We’d like to welcome you to INQ, Crikey’s ambitious new inquiry journalism initiative. Starting June 24, INQ investigative reporting — lifting the rocks, connecting the dots, following the money trail and exposing misuse of power — will appear regularly in Crikey.
We look forward to sharing this exciting new phase with you.
Tamsin Creed, Publisher
Alongside starvation, the Australian government is condemning refugees to psychiatric horror by removing access to mental health medication.
Prisoners are not receiving adequate mental health care, with sometimes fatal consequences.
The greatest hurdle to treatment for mental illness is, in most cases, the lack of it. And feel-good "RUOK" campaigns are not going to fix the problem.
Mia Freedman's original confessional on her anxiety, coupled with her supporters' follow-up commentary, display a profound lack of understanding of the historical and social causes of depression and anxiety.
A film about a high-flying ego brought down by delusions of omnipotence? No wonder Birdman has Latham feeling anxious.
Mark Latham has declared mental illness to be a largely imagined problem of the bored middle class. He is right that some socioeconomic groups are more likely to be affected, but the finer details escape him.

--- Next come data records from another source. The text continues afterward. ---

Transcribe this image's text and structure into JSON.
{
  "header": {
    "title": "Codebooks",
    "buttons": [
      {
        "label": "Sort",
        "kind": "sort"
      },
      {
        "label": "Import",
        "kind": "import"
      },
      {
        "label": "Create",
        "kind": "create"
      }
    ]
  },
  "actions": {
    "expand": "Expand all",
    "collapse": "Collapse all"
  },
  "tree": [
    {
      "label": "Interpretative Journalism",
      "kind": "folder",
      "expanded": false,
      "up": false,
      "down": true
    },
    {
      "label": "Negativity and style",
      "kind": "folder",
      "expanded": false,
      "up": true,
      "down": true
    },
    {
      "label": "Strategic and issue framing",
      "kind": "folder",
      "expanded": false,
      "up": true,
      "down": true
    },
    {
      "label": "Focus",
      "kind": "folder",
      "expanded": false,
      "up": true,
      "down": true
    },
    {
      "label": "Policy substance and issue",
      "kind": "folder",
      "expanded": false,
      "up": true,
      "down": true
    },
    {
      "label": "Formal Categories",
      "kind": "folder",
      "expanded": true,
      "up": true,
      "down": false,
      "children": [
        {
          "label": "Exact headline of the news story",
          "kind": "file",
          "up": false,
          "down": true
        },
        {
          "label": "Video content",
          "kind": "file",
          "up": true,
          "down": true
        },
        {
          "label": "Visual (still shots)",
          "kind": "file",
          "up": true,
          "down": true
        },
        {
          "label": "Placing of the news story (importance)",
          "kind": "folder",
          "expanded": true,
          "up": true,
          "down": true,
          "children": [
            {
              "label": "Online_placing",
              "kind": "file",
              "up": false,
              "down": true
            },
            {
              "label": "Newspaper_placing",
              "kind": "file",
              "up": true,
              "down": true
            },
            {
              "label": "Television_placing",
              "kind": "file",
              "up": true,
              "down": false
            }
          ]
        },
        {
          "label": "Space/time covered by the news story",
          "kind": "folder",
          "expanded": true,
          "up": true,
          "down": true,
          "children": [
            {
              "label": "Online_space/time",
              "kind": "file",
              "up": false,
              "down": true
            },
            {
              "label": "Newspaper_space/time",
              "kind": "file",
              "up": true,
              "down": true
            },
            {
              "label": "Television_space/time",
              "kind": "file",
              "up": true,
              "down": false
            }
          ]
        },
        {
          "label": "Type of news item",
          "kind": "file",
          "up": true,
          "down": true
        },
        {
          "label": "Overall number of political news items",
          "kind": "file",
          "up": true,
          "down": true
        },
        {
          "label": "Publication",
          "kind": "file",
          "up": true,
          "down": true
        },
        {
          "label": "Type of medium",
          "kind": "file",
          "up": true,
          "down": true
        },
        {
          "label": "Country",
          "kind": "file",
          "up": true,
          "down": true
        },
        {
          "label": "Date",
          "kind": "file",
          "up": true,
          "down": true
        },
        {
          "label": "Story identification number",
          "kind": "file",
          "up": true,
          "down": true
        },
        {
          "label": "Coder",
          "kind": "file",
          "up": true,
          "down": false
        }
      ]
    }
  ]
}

The ABC's Mental As campaign made some celebrities feel very nice about themselves, but there was not a whisper about the inadequate healthcare to treat mental illness.

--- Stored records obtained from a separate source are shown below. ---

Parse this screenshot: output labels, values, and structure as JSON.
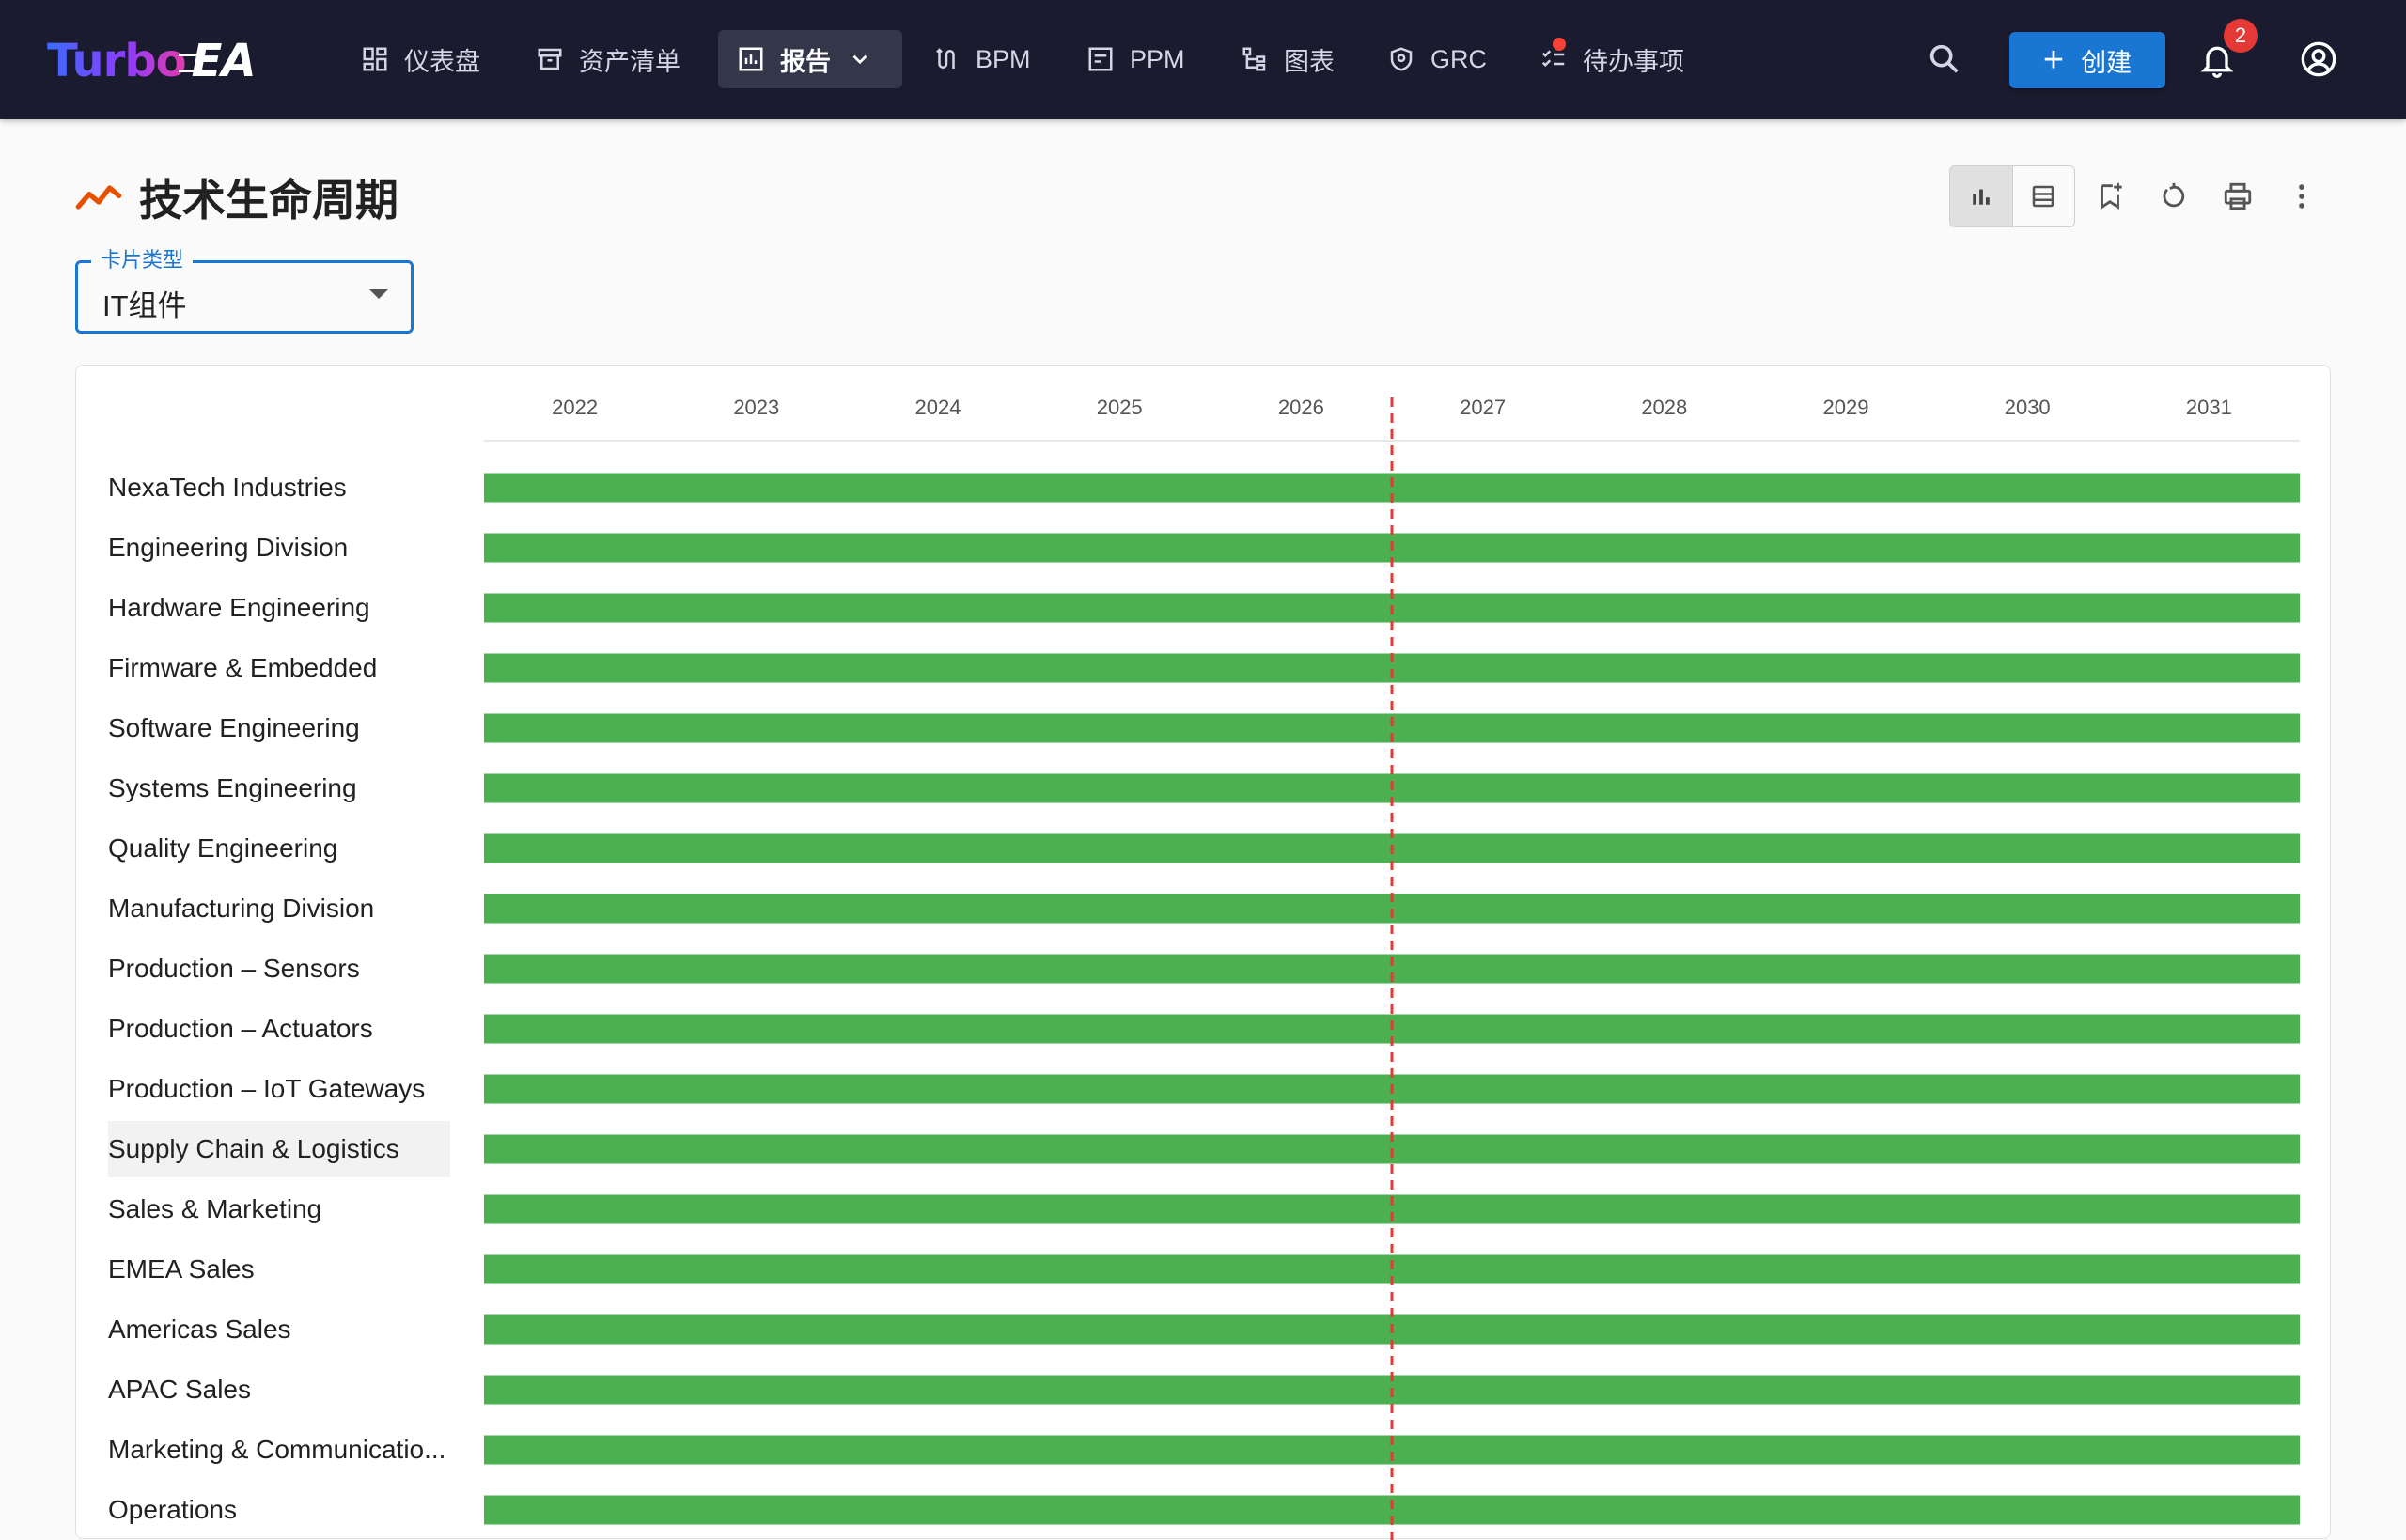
{
  "app": {
    "brand_turbo": "Turbo",
    "brand_ea": "EA"
  },
  "nav": {
    "items": [
      {
        "label": "仪表盘",
        "icon": "dashboard-icon",
        "active": false
      },
      {
        "label": "资产清单",
        "icon": "inventory-icon",
        "active": false
      },
      {
        "label": "报告",
        "icon": "report-icon",
        "active": true
      },
      {
        "label": "BPM",
        "icon": "bpm-icon",
        "active": false
      },
      {
        "label": "PPM",
        "icon": "ppm-icon",
        "active": false
      },
      {
        "label": "图表",
        "icon": "diagram-icon",
        "active": false
      },
      {
        "label": "GRC",
        "icon": "shield-icon",
        "active": false
      },
      {
        "label": "待办事项",
        "icon": "todo-icon",
        "active": false
      }
    ],
    "create_label": "创建",
    "notification_count": "2"
  },
  "page": {
    "title": "技术生命周期"
  },
  "filter": {
    "legend": "卡片类型",
    "value": "IT组件"
  },
  "colors": {
    "accent": "#1976d2",
    "bar": "#4caf50",
    "today_line": "#e53935",
    "nav_bg": "#1a1b2e"
  },
  "chart_data": {
    "type": "bar",
    "x_axis": [
      "2022",
      "2023",
      "2024",
      "2025",
      "2026",
      "2027",
      "2028",
      "2029",
      "2030",
      "2031"
    ],
    "today_marker": 2026.5,
    "rows": [
      {
        "label": "NexaTech Industries",
        "start": 2021.5,
        "end": 2031.5
      },
      {
        "label": "Engineering Division",
        "start": 2021.5,
        "end": 2031.5
      },
      {
        "label": "Hardware Engineering",
        "start": 2021.5,
        "end": 2031.5
      },
      {
        "label": "Firmware & Embedded",
        "start": 2021.5,
        "end": 2031.5
      },
      {
        "label": "Software Engineering",
        "start": 2021.5,
        "end": 2031.5
      },
      {
        "label": "Systems Engineering",
        "start": 2021.5,
        "end": 2031.5
      },
      {
        "label": "Quality Engineering",
        "start": 2021.5,
        "end": 2031.5
      },
      {
        "label": "Manufacturing Division",
        "start": 2021.5,
        "end": 2031.5
      },
      {
        "label": "Production – Sensors",
        "start": 2021.5,
        "end": 2031.5
      },
      {
        "label": "Production – Actuators",
        "start": 2021.5,
        "end": 2031.5
      },
      {
        "label": "Production – IoT Gateways",
        "start": 2021.5,
        "end": 2031.5
      },
      {
        "label": "Supply Chain & Logistics",
        "start": 2021.5,
        "end": 2031.5,
        "highlighted": true
      },
      {
        "label": "Sales & Marketing",
        "start": 2021.5,
        "end": 2031.5
      },
      {
        "label": "EMEA Sales",
        "start": 2021.5,
        "end": 2031.5
      },
      {
        "label": "Americas Sales",
        "start": 2021.5,
        "end": 2031.5
      },
      {
        "label": "APAC Sales",
        "start": 2021.5,
        "end": 2031.5
      },
      {
        "label": "Marketing & Communicatio...",
        "start": 2021.5,
        "end": 2031.5
      },
      {
        "label": "Operations",
        "start": 2021.5,
        "end": 2031.5
      }
    ]
  }
}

Some Australians still think depression is not a disease. But who cares? Instead of trying to change their minds, let's change our policy and funding, and provide some proper treatment.
Mental illness has surpassed back pain as the most common cause of disability. But as psychiatrist and writer Tanveer Ahmed writes, it's not as easy to diagnose as the DSM might have you believe.